Character-based engagement, virtue and performance
Peter Rea, VP integrity and ethics at Parker Hannifin
When workers at a factory in Tijuana Mexico were asked what could be done to make their lives better, their surprising request was that their leaders focus not on them but on those who lived in neighbouring areas in dire poverty.
Is this just a nice story or is there a business case?
It turns out that the relationship between engagement and financial results is well documented. The Tijuana team at Fortune 250 company, Parker Hannifin, had the highest engagement scores and financial results.
Parker now operates a business underpinned by character-based virtues to protect its culture and create competitive advantage. Virtues provide a forum to unite rather than divide people and people practice virtue not because they have to, but because they want to.

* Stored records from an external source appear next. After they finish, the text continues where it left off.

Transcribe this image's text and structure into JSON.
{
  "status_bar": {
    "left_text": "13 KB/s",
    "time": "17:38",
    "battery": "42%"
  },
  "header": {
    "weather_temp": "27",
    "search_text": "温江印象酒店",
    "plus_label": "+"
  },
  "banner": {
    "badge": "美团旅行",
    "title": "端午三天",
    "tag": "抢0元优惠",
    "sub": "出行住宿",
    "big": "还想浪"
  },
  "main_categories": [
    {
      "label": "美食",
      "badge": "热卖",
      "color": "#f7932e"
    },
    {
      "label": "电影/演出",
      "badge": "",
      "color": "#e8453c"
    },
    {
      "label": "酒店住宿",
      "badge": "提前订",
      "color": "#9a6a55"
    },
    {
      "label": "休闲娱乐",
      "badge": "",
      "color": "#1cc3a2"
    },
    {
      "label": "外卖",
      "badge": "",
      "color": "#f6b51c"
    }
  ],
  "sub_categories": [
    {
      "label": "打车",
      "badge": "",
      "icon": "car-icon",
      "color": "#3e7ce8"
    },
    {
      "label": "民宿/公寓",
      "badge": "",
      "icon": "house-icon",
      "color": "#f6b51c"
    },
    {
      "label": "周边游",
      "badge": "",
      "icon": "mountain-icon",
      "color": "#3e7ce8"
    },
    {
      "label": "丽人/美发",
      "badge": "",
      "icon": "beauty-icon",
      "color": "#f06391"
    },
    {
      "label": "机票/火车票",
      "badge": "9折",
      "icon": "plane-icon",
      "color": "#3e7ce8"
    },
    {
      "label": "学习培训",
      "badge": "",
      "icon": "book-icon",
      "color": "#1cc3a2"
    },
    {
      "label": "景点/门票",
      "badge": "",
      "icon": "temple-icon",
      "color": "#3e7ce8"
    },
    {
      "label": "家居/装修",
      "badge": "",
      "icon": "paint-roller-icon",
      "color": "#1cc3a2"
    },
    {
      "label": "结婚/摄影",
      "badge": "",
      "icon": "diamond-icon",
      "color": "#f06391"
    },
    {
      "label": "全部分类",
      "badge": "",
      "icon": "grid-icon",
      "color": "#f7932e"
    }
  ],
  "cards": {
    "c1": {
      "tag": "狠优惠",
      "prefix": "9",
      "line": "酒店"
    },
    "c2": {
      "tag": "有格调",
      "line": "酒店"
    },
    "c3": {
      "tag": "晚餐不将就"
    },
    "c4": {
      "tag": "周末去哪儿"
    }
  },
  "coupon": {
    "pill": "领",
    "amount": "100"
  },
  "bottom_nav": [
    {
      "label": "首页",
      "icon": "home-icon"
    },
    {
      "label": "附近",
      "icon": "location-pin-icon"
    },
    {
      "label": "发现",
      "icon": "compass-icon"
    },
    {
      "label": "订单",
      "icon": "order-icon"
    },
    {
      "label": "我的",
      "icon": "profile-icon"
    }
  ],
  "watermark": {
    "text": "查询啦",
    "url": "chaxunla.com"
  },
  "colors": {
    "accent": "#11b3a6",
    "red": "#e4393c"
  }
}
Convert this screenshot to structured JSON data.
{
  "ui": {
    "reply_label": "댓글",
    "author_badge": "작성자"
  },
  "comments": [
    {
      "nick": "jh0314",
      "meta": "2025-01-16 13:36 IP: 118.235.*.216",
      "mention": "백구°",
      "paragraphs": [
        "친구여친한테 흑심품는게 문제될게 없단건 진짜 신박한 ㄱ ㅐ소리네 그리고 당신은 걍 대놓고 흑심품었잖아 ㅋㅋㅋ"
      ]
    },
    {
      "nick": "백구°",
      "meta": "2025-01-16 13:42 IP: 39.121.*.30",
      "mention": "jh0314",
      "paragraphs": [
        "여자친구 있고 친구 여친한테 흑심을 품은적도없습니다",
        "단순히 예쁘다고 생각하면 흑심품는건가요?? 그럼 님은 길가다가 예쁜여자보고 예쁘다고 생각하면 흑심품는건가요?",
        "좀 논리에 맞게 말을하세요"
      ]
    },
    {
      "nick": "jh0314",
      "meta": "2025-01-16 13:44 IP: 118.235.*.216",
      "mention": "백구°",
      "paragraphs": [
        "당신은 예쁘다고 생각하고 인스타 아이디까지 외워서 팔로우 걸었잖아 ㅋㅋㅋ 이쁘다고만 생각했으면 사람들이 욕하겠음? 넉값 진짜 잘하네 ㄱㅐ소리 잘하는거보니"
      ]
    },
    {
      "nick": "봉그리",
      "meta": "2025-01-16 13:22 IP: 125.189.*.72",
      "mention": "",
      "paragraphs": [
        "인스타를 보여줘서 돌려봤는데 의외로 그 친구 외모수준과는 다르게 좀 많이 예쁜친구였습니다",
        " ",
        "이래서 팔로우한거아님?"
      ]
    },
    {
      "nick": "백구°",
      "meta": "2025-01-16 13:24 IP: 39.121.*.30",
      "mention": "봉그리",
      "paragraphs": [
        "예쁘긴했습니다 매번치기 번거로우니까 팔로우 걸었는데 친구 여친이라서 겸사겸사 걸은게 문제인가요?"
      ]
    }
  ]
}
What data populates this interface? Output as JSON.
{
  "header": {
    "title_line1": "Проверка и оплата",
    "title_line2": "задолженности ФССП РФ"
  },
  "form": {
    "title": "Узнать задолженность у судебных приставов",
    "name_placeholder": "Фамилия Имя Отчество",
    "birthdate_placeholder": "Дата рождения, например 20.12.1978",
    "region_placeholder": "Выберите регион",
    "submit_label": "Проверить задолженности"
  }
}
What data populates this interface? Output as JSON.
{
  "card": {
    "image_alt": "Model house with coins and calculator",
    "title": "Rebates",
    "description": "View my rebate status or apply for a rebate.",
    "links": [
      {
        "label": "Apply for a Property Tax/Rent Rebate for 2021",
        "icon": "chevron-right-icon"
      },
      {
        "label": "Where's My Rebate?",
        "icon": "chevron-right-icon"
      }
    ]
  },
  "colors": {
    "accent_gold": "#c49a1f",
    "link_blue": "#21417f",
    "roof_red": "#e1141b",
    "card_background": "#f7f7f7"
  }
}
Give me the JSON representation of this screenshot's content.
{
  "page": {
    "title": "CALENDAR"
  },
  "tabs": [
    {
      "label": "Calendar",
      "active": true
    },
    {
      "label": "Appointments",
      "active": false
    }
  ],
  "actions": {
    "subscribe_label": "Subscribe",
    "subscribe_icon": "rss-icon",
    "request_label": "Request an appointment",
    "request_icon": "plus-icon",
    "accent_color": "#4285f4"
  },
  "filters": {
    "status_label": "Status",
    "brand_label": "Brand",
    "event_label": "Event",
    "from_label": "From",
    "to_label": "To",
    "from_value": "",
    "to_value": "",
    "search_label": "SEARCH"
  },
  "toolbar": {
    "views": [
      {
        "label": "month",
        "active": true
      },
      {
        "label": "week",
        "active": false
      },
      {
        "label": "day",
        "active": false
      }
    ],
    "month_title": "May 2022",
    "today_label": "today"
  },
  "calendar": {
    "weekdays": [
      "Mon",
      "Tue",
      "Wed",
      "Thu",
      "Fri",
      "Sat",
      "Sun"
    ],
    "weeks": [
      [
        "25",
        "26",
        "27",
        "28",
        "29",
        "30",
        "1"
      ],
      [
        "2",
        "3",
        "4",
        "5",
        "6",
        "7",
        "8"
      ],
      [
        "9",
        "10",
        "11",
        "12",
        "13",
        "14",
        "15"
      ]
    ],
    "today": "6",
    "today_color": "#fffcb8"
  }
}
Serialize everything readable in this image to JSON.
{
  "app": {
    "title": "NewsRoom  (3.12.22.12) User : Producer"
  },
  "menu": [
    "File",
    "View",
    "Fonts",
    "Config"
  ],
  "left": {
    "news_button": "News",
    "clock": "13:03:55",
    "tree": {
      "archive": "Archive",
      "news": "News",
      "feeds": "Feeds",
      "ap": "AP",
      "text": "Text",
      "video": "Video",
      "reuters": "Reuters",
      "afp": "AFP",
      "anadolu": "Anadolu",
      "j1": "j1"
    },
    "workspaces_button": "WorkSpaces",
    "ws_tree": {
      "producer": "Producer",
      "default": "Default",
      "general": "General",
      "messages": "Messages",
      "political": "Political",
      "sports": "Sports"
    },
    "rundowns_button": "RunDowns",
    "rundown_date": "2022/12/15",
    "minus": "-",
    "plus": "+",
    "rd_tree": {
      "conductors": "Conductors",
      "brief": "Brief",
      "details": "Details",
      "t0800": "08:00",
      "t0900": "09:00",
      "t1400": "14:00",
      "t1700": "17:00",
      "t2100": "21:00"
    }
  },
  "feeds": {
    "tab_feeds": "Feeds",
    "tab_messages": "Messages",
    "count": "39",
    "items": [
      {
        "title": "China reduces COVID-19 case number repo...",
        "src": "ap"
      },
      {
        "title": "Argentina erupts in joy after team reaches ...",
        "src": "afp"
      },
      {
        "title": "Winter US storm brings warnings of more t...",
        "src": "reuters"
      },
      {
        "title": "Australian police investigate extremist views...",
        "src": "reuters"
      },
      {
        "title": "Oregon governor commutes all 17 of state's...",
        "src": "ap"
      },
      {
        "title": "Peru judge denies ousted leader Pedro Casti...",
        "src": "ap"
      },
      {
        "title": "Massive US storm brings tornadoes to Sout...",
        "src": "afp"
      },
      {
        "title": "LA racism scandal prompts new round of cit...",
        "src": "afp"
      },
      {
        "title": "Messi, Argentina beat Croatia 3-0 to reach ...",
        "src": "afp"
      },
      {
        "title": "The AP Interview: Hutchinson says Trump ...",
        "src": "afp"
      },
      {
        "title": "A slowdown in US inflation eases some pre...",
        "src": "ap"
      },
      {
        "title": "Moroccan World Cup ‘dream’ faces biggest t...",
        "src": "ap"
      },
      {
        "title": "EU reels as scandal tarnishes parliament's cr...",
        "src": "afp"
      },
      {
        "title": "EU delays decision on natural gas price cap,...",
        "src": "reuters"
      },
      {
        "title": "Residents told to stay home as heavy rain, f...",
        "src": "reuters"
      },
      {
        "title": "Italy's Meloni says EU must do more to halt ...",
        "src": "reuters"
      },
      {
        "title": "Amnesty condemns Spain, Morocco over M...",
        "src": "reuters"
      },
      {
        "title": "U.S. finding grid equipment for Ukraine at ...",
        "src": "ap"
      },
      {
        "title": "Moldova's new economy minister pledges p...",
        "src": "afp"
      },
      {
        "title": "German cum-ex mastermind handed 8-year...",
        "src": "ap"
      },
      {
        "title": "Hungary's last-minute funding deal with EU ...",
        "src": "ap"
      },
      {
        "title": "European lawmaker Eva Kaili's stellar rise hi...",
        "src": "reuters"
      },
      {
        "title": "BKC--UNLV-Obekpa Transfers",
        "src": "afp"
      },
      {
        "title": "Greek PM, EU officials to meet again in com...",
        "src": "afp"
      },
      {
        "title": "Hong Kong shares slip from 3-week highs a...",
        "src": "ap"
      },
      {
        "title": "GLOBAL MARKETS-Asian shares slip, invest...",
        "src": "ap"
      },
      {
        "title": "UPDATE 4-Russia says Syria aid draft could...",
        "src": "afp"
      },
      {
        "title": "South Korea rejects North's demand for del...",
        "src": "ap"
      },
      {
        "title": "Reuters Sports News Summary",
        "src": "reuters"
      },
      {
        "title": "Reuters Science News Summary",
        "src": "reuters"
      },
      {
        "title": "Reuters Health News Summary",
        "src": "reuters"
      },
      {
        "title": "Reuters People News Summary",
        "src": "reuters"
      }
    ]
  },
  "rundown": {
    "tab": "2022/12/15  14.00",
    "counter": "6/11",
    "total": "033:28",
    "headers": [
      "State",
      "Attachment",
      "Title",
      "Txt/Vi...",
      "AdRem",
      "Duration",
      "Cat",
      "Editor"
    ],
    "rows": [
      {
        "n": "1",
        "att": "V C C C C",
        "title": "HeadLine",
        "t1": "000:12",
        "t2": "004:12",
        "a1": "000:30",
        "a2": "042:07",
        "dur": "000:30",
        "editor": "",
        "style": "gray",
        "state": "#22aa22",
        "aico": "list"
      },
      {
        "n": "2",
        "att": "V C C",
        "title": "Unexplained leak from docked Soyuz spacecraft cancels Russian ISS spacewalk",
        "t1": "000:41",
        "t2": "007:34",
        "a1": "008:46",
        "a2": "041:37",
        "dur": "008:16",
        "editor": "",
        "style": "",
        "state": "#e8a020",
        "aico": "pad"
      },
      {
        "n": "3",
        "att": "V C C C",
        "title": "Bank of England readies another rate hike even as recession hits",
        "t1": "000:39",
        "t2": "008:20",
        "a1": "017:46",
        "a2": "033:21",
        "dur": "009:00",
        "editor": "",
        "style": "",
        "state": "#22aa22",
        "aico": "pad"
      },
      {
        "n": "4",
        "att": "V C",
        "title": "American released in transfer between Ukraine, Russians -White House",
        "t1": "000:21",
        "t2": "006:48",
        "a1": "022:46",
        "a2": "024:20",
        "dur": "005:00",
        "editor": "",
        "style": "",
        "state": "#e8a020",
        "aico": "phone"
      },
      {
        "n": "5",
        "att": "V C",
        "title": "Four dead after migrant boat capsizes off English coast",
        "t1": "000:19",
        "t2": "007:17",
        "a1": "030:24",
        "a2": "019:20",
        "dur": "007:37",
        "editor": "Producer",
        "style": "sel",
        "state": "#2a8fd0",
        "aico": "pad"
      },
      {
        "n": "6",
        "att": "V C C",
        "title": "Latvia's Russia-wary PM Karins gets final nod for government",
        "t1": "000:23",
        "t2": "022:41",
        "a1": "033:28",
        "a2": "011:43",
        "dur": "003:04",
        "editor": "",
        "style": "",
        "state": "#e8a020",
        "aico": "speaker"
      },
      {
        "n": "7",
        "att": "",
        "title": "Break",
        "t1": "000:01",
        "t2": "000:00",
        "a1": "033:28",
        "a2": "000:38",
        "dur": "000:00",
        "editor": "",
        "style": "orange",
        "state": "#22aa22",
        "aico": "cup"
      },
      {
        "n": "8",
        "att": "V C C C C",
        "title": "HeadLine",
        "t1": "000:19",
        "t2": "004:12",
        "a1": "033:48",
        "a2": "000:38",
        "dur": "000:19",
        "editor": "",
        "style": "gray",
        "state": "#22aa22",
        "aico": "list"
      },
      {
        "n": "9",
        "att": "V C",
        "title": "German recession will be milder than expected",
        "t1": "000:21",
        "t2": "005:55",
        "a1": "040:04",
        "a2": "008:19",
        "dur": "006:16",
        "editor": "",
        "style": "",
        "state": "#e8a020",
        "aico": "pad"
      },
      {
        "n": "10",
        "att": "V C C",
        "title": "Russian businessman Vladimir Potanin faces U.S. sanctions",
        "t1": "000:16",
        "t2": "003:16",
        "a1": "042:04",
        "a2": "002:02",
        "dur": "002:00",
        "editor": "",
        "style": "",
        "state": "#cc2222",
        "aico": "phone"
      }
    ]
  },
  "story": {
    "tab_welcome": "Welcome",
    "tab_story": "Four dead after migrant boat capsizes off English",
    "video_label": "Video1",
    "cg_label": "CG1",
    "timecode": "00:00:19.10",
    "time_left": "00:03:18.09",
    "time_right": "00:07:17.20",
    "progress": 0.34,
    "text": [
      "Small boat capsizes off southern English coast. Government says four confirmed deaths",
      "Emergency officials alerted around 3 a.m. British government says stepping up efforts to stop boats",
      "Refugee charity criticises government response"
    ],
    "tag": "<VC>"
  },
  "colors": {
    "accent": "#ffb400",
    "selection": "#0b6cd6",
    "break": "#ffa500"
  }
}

Peter is VP of Integrity and Ethics at Parker Hannifin Corporation, the global leader in motion and control technologies with annual sales of $14 billion
He is also Professor of Business Administration at Baldwin Wallace University and serves on the Ohio Universities Medical School Advisory Board. He holds a Ph.D. from the University of Akron, a M.A. from Bowling Green State University and a B.S. from Ohio University.
His most recent book is Exception to the Rule: The Surprising Science of Character-based Culture and Performance, co-authored with Alan Kolp and Jamie Stoller.
"This book [Exception to the Rule] presents a persuasive case that you don't have to choose between virtue and success: it's possible to be both a good leader and a great leader."